While the vision for the Canadian Museum for Human Rights emanated from the vision of a private citizen, the late Israel Asper, it evolved into a partnership of the Government of Canada, the Province of Manitoba, the City of Winnipeg, the Forks North Portage Partnership, and the Friends of the Canadian Museum for Human Rights. People from across Canada and around the world adopted this vision of the museum as their own, and thousands of individual donors, labour organizations, and the private sector contributed generously to the shared vision of what our project means and can accomplish for this country and the world.
Partnerships between the federal, provincial, and municipal levels of government and the private sector are opportunities that must be considered in the development of plans on the journey to the 150th anniversary of Confederation.
Many successful Canadian companies have stories to tell in the context of the development of our nation. They should be invited as active partners to both have their stories told and to invest financially in community, sporting, arts, and cultural events.
On this journey toward marking the 150th anniversary of Confederation in 2017, I invite all Canadians to imagine ways to build a better society, a fairer society. I then challenge them to take action to make that society a reality.
I believe that to achieve our vision, we must work together, learn from our past to reinforce innovation, and encourage philanthropy and volunteerism. We must build on our proud history toward a brighter future.
I thank you for the privilege of speaking to you.
Let us work together to make this great year in Canadian history unforgettable.

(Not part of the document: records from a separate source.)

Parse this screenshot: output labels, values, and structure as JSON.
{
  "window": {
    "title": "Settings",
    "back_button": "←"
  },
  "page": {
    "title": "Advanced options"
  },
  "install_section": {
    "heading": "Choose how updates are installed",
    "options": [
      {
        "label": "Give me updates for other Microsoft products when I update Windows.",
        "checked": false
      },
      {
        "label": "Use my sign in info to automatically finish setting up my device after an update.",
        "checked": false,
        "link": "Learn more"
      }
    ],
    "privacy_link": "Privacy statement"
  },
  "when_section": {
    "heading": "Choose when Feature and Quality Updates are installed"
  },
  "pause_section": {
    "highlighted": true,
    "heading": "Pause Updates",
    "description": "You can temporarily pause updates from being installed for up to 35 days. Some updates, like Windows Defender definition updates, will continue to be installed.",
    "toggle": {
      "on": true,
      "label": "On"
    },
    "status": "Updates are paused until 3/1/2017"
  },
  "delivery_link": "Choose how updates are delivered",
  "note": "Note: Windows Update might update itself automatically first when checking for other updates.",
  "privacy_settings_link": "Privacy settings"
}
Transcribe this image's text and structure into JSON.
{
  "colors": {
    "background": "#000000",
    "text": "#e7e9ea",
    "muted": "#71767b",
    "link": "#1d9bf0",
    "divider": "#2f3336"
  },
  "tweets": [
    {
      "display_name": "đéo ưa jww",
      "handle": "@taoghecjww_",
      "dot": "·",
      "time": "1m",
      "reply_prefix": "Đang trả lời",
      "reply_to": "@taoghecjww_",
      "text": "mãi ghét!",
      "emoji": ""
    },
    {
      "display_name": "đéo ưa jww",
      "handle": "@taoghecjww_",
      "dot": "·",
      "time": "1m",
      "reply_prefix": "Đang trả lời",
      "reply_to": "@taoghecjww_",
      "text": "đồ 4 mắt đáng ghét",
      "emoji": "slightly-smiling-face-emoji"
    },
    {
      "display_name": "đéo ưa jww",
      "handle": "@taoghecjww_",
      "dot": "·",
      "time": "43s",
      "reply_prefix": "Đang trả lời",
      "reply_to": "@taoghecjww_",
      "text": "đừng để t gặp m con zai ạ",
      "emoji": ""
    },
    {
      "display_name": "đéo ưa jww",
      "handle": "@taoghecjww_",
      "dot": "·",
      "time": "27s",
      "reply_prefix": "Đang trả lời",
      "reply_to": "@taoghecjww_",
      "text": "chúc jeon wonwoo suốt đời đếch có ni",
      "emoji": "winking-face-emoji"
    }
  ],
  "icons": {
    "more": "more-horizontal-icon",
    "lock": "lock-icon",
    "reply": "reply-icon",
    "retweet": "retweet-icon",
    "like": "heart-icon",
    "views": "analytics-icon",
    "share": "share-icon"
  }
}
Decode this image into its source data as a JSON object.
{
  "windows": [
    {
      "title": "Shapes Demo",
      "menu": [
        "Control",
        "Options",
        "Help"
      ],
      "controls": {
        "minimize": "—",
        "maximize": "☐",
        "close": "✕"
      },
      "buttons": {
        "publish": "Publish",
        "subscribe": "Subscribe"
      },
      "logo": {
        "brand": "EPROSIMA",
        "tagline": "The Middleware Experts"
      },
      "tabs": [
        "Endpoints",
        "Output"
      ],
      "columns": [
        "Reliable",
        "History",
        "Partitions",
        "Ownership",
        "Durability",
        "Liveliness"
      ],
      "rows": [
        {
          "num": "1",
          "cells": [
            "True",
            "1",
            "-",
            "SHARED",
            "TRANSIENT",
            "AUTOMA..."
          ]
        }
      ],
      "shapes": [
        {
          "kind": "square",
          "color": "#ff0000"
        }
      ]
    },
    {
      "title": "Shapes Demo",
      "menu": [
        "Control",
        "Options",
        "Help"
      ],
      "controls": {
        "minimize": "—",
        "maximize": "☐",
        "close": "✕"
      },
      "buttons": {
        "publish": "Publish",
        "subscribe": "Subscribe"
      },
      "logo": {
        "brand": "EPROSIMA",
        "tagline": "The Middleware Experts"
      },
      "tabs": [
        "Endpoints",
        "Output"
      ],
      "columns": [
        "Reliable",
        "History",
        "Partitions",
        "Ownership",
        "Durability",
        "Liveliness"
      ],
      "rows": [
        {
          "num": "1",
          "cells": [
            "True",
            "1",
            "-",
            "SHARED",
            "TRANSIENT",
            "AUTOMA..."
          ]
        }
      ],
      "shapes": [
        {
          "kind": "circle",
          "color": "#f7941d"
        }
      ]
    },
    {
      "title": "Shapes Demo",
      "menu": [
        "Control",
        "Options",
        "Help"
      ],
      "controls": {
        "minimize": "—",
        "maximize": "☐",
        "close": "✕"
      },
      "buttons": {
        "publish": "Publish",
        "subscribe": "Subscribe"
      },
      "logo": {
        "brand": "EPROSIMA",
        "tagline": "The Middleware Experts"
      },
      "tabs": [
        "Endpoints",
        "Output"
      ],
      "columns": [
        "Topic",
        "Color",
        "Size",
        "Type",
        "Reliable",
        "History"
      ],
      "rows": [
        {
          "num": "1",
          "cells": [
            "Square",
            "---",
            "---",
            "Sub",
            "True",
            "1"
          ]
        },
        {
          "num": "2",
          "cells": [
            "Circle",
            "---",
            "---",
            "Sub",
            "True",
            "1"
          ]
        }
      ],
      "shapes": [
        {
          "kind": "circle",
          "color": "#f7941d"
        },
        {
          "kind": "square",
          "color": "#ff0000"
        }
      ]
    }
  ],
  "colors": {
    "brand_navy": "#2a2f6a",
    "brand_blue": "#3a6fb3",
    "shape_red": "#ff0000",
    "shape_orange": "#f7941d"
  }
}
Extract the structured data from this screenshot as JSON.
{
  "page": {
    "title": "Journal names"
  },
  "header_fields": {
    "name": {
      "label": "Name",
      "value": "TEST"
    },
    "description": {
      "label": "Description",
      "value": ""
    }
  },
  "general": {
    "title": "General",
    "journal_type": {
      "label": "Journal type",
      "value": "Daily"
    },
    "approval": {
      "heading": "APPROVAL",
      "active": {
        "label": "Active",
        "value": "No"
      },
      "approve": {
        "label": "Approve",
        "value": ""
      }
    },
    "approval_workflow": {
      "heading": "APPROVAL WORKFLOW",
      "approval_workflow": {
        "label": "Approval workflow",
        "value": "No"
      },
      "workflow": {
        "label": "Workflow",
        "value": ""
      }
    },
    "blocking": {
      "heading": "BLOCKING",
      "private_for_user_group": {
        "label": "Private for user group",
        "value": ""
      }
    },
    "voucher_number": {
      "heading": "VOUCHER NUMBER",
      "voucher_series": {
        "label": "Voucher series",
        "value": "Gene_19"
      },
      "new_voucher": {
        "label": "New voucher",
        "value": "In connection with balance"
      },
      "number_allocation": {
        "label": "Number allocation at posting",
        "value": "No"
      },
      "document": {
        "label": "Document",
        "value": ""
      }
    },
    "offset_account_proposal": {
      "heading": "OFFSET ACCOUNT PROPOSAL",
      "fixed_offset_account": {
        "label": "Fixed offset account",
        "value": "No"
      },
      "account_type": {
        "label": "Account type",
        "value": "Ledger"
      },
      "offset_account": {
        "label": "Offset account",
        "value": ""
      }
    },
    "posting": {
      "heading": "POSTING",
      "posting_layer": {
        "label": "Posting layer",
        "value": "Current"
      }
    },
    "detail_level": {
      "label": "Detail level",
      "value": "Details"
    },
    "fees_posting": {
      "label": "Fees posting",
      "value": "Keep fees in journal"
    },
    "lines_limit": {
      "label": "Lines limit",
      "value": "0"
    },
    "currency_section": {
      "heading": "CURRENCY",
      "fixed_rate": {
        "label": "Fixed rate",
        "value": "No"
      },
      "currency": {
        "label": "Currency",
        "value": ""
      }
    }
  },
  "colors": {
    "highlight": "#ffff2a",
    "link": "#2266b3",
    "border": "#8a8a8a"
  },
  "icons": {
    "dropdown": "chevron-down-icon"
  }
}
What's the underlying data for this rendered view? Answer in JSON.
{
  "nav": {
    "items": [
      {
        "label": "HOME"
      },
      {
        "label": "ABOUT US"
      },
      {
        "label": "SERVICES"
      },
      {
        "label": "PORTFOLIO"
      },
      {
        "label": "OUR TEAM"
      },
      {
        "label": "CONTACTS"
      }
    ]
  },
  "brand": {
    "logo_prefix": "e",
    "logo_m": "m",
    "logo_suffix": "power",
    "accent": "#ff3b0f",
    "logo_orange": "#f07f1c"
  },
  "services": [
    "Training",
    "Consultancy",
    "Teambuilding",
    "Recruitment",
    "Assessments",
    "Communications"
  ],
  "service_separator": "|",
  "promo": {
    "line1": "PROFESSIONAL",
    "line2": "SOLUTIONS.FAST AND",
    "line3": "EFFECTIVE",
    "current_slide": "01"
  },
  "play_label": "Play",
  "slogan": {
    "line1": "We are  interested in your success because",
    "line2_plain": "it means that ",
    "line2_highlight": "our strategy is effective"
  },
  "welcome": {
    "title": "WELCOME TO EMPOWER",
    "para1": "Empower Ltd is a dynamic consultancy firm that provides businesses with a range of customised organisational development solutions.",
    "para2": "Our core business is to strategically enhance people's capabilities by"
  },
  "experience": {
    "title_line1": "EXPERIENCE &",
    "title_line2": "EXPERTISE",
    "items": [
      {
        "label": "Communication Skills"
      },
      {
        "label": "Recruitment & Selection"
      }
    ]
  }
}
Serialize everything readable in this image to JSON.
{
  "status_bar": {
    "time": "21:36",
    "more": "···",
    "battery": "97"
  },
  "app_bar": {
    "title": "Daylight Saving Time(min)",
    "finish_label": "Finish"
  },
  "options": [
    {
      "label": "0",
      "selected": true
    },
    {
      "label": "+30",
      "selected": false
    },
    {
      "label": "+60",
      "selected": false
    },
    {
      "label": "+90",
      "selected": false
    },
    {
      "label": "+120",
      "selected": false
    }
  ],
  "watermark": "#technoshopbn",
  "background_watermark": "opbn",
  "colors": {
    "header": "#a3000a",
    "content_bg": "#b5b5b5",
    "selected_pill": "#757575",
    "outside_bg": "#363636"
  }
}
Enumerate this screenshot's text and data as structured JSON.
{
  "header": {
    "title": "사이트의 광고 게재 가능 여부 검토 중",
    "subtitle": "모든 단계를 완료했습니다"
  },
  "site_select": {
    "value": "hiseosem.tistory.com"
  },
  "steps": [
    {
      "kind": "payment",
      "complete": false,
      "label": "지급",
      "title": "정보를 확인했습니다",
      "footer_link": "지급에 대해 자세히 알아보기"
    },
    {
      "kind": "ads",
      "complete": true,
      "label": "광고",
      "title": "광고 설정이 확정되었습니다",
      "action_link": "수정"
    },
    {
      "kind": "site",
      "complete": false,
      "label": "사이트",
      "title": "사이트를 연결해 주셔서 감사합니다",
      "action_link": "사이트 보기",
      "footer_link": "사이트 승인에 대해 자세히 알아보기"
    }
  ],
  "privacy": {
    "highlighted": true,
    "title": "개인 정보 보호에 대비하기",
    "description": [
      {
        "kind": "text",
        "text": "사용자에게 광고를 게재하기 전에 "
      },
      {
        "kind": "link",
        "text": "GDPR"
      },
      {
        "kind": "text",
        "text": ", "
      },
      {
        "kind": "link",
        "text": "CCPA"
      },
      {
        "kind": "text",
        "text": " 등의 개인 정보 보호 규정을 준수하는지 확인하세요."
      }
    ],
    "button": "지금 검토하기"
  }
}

Each of us can answer the call to service in our own way and together can continue this bold experiment we call Canada.
Thank you very much.